Excerpts from an interface dataset
########################################

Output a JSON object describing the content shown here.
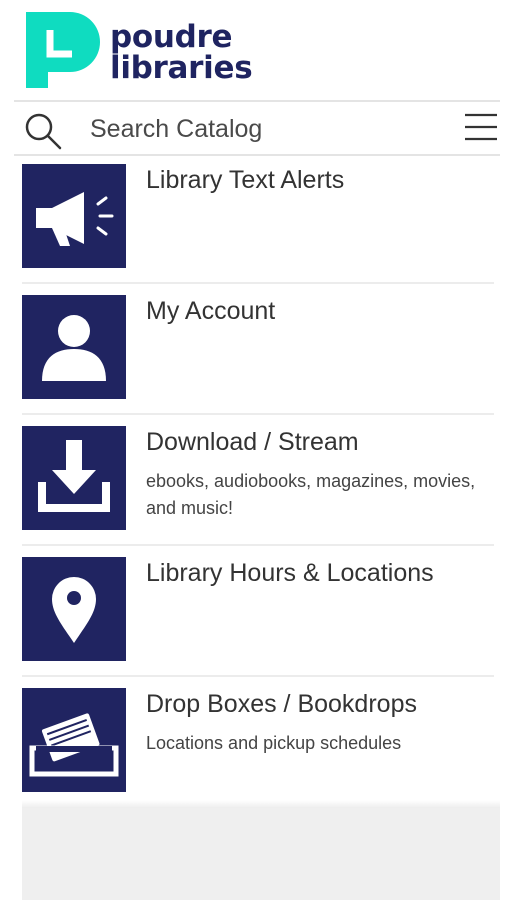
{
  "brand": {
    "name_line1": "poudre",
    "name_line2": "libraries",
    "primary_color": "#1f2461",
    "accent_color": "#0fdcc0"
  },
  "search": {
    "placeholder": "Search Catalog",
    "value": ""
  },
  "menu": {
    "icon": "hamburger-menu-icon"
  },
  "items": [
    {
      "title": "Library Text Alerts",
      "subtitle": "",
      "icon": "megaphone-icon"
    },
    {
      "title": "My Account",
      "subtitle": "",
      "icon": "person-icon"
    },
    {
      "title": "Download / Stream",
      "subtitle": "ebooks, audiobooks, magazines, movies, and music!",
      "icon": "download-icon"
    },
    {
      "title": "Library Hours & Locations",
      "subtitle": "",
      "icon": "map-pin-icon"
    },
    {
      "title": "Drop Boxes / Bookdrops",
      "subtitle": "Locations and pickup schedules",
      "icon": "book-drop-icon"
    }
  ]
}
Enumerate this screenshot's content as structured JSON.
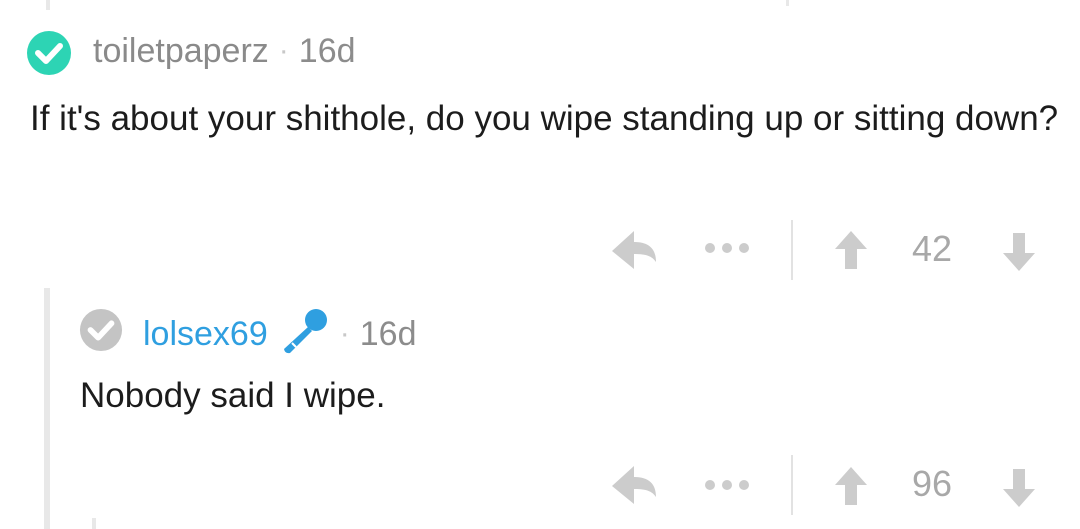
{
  "colors": {
    "verified_avatar": "#2dd4b4",
    "default_avatar": "#c4c4c4",
    "username_op": "#8a8a8a",
    "username_link": "#2f9fe0",
    "mic_icon": "#2f9fe0",
    "action_icon": "#cccccc"
  },
  "comments": [
    {
      "avatar_icon": "check-circle-icon",
      "username": "toiletpaperz",
      "separator": "·",
      "age": "16d",
      "body": "If it's about your shithole, do you wipe standing up or sitting down?",
      "score": "42"
    },
    {
      "avatar_icon": "check-circle-icon",
      "username": "lolsex69",
      "flair_icon": "microphone-icon",
      "separator": "·",
      "age": "16d",
      "body": "Nobody said I wipe.",
      "score": "96"
    }
  ],
  "action_icons": [
    "reply-icon",
    "more-icon",
    "upvote-icon",
    "downvote-icon"
  ]
}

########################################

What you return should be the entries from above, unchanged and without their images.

Output a JSON object describing the content shown here.
{
  "brand": {
    "name_line1": "poudre",
    "name_line2": "libraries",
    "primary_color": "#1f2461",
    "accent_color": "#0fdcc0"
  },
  "search": {
    "placeholder": "Search Catalog",
    "value": ""
  },
  "menu": {
    "icon": "hamburger-menu-icon"
  },
  "items": [
    {
      "title": "Library Text Alerts",
      "subtitle": "",
      "icon": "megaphone-icon"
    },
    {
      "title": "My Account",
      "subtitle": "",
      "icon": "person-icon"
    },
    {
      "title": "Download / Stream",
      "subtitle": "ebooks, audiobooks, magazines, movies, and music!",
      "icon": "download-icon"
    },
    {
      "title": "Library Hours & Locations",
      "subtitle": "",
      "icon": "map-pin-icon"
    },
    {
      "title": "Drop Boxes / Bookdrops",
      "subtitle": "Locations and pickup schedules",
      "icon": "book-drop-icon"
    }
  ]
}
Enumerate this screenshot's content as structured JSON.
{
  "colors": {
    "verified_avatar": "#2dd4b4",
    "default_avatar": "#c4c4c4",
    "username_op": "#8a8a8a",
    "username_link": "#2f9fe0",
    "mic_icon": "#2f9fe0",
    "action_icon": "#cccccc"
  },
  "comments": [
    {
      "avatar_icon": "check-circle-icon",
      "username": "toiletpaperz",
      "separator": "·",
      "age": "16d",
      "body": "If it's about your shithole, do you wipe standing up or sitting down?",
      "score": "42"
    },
    {
      "avatar_icon": "check-circle-icon",
      "username": "lolsex69",
      "flair_icon": "microphone-icon",
      "separator": "·",
      "age": "16d",
      "body": "Nobody said I wipe.",
      "score": "96"
    }
  ],
  "action_icons": [
    "reply-icon",
    "more-icon",
    "upvote-icon",
    "downvote-icon"
  ]
}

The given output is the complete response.